## WHAT NEEDS TO BE DONE
Without the pictures, set down every line of the data exactly.

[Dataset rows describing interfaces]
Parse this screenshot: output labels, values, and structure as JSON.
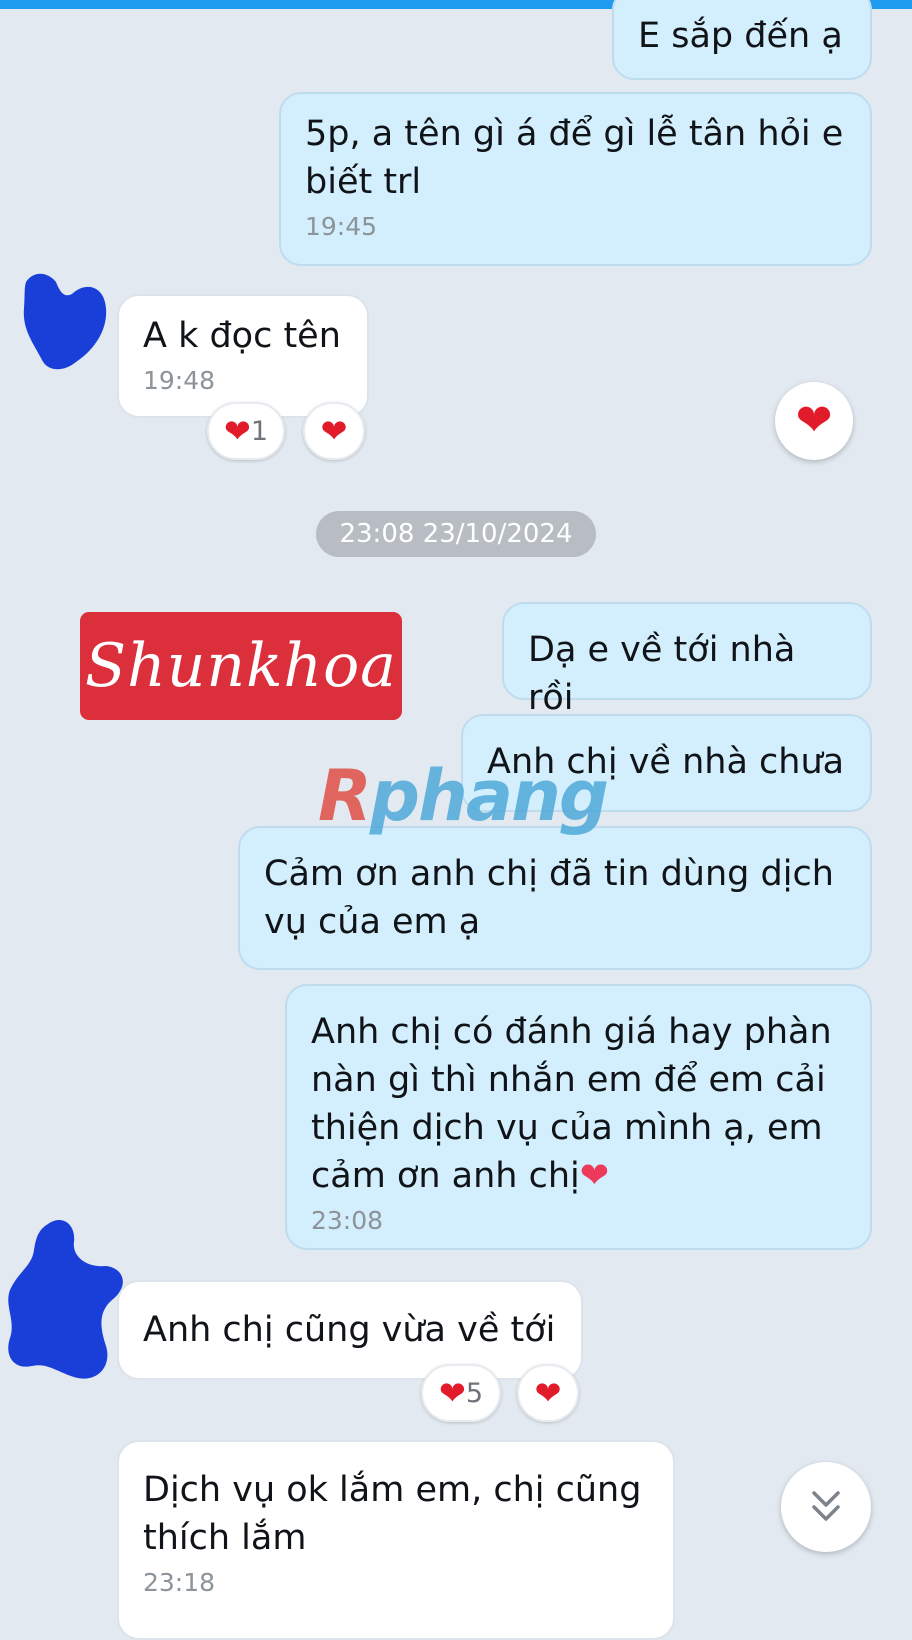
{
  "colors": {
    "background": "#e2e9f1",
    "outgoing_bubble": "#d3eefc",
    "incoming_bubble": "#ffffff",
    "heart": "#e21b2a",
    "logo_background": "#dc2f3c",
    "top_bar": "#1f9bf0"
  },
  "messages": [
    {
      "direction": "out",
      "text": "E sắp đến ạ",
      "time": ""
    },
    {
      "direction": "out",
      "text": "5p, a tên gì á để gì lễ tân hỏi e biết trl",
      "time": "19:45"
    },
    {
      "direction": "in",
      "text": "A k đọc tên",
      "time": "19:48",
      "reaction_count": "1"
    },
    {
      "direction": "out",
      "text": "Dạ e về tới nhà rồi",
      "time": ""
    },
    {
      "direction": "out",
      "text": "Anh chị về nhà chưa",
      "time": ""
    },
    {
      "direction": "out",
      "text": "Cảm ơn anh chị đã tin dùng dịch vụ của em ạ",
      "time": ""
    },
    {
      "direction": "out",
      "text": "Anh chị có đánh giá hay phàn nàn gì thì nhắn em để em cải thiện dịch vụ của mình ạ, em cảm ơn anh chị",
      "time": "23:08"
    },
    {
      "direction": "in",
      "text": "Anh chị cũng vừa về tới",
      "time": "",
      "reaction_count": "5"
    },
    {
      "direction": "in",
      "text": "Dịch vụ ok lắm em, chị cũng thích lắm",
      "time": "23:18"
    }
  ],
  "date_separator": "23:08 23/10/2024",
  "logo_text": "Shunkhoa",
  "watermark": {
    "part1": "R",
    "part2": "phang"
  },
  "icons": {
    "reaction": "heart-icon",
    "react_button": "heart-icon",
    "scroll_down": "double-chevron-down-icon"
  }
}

## RESPONSE FOR THIS EXERCISE
Parse this screenshot: output labels, values, and structure as JSON.
{
  "colors": {
    "background": "#e2e9f1",
    "outgoing_bubble": "#d3eefc",
    "incoming_bubble": "#ffffff",
    "heart": "#e21b2a",
    "logo_background": "#dc2f3c",
    "top_bar": "#1f9bf0"
  },
  "messages": [
    {
      "direction": "out",
      "text": "E sắp đến ạ",
      "time": ""
    },
    {
      "direction": "out",
      "text": "5p, a tên gì á để gì lễ tân hỏi e biết trl",
      "time": "19:45"
    },
    {
      "direction": "in",
      "text": "A k đọc tên",
      "time": "19:48",
      "reaction_count": "1"
    },
    {
      "direction": "out",
      "text": "Dạ e về tới nhà rồi",
      "time": ""
    },
    {
      "direction": "out",
      "text": "Anh chị về nhà chưa",
      "time": ""
    },
    {
      "direction": "out",
      "text": "Cảm ơn anh chị đã tin dùng dịch vụ của em ạ",
      "time": ""
    },
    {
      "direction": "out",
      "text": "Anh chị có đánh giá hay phàn nàn gì thì nhắn em để em cải thiện dịch vụ của mình ạ, em cảm ơn anh chị",
      "time": "23:08"
    },
    {
      "direction": "in",
      "text": "Anh chị cũng vừa về tới",
      "time": "",
      "reaction_count": "5"
    },
    {
      "direction": "in",
      "text": "Dịch vụ ok lắm em, chị cũng thích lắm",
      "time": "23:18"
    }
  ],
  "date_separator": "23:08 23/10/2024",
  "logo_text": "Shunkhoa",
  "watermark": {
    "part1": "R",
    "part2": "phang"
  },
  "icons": {
    "reaction": "heart-icon",
    "react_button": "heart-icon",
    "scroll_down": "double-chevron-down-icon"
  }
}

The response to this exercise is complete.